This is a problem from Ahlfors' Complex analysis, Section 3.5.

In an obvious way, which we shall not try to make precise, a family of [Möbius] transformations depends on a certain number of real parameters. How many real parameters are there in the family of all [fractional] linear transformations? How many in the families of hyperbolic, elliptic, parabolic transformations? How many fractional linear transformations leave a given circle invariant?

I'm not really sure what he's getting at. I am wondering my thoughts below are in the general direction of what kind of reasoning he's looking for.

All fractional linear transformations

$Tz = \frac{az + b}{cz + d}$ looks like it has 4 complex numbers, so at first I thought there should be 8 real numbers involved. But, many collections give the same transformation, so if you normalize using the determinant, you're left with three degrees of freedom in complex numbers. So you need 6 real parameters.

Hyperbolic transformations

You can write these like $\frac{Tz - a}{Tz - b} = k \frac{z-a}{z-b}$, where $k$ is real, and $a$ and $b$ are complex. So you need 5 real numbers to specify one.

Elliptic transformations

Pretty much the same as hyperbolic, except $k = e^{i\theta}$. So also 5 parameters in this case.

Parabolic transformations

You can write these like $\frac{\omega}{Tz - a} = \frac{\omega}{z-a} + c$ where $\omega$ and $a$ are complex and $c$ is real. So again 5 real parameters.

Transformations taking a given circle to itself

Pich three points on the circle $z_1, z_2, z_3$. Transformations taking the circle to itself are in bijective correspondence with triples $w_1, w_2, w_3$ with $|w_i - c| = r$. So $w_i = c + r e^{ i \theta_i}$. One real parameter is required for each $w_i$, and so three real parameters are required to specify such a transformation.


1 Answer 1


Your answers are correct, except for the parabolic case.
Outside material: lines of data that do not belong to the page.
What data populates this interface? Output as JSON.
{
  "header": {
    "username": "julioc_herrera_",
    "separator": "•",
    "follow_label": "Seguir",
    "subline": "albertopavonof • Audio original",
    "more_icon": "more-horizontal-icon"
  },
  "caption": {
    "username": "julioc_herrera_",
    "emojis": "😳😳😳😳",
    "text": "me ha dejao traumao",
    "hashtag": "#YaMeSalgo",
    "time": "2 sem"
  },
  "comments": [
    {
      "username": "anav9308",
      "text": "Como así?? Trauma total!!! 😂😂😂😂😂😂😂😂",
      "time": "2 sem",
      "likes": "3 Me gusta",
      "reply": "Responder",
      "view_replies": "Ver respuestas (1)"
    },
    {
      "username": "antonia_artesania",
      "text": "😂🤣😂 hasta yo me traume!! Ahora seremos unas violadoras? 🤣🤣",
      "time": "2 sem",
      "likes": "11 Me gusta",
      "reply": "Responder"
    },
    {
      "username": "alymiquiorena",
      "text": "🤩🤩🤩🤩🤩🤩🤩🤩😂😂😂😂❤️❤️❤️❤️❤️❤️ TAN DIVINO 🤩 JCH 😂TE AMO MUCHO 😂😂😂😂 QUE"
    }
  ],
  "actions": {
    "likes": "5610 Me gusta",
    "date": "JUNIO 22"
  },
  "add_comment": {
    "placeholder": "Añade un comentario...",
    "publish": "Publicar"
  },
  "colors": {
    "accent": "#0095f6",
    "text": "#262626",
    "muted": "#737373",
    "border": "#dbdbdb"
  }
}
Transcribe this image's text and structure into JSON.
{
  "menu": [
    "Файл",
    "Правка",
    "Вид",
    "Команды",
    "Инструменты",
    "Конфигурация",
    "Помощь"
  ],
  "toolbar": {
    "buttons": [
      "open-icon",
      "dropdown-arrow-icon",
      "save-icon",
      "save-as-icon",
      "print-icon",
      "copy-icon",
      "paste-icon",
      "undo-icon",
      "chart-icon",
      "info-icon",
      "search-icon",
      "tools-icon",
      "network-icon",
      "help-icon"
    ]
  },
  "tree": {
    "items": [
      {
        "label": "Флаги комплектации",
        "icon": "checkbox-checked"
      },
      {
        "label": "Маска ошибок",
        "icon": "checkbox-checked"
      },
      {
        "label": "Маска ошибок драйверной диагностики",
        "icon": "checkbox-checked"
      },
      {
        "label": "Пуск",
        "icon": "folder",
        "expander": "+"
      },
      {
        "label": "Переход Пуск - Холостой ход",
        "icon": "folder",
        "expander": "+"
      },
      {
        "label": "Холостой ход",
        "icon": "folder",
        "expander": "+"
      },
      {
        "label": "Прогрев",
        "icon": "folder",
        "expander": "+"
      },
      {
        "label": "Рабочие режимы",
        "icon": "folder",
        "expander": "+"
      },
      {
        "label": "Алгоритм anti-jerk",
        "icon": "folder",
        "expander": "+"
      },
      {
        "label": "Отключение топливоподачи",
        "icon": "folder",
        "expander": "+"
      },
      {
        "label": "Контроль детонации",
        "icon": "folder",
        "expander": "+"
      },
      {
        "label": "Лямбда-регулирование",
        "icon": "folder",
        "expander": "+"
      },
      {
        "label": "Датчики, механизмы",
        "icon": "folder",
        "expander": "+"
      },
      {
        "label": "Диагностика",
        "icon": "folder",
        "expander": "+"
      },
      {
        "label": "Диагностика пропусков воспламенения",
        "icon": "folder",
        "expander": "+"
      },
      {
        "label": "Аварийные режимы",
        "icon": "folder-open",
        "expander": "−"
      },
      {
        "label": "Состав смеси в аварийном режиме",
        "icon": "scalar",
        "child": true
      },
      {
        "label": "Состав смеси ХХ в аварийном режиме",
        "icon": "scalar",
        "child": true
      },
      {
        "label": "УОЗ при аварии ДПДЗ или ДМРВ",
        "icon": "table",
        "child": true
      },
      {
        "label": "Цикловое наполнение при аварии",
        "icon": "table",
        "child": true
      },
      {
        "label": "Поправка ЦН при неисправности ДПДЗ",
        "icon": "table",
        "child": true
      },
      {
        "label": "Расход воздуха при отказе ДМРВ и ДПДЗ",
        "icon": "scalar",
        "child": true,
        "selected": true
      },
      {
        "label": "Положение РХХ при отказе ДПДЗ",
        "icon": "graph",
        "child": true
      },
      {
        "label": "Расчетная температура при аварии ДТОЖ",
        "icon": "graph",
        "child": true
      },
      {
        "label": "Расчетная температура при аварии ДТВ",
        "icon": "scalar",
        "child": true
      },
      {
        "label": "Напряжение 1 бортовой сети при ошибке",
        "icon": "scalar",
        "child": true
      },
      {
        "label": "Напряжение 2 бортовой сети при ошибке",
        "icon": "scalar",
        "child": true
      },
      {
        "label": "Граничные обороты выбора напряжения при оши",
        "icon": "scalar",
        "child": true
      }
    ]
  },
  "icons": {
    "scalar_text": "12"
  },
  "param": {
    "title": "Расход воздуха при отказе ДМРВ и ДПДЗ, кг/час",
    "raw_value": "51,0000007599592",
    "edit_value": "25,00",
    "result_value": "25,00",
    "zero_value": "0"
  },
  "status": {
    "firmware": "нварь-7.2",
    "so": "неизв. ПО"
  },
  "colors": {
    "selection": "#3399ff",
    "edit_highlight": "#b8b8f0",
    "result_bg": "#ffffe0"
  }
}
Only four real parameters are needed there: you could divide the equation by $c$, for example.

I can't speak for Ahlfors, but your reasoning is about what I would expect for this question.

Perhaps one can make it more geometric by focusing on fixed points a bit more. Elliptic and hyperbolic transformations have two fixed points, to specify which we need four real parameters. Then there's one more real parameter to specify by how much we rotate other points (elliptic) or slide them from one fixed point to another (hyperbolic).

For a parabolic transformation, there is only one fixed point (2 parameters), and if it's moved to infinity, we get to pick the complex number by which to translate (2 more parameters).

Incidentally, one sees from the above that "most" FLT are loxodromic: the union of the aforementioned 4- and 5- parameter families has measure zero in the 6-parameter family of all fractional linear transformations.


You must log in to answer this question.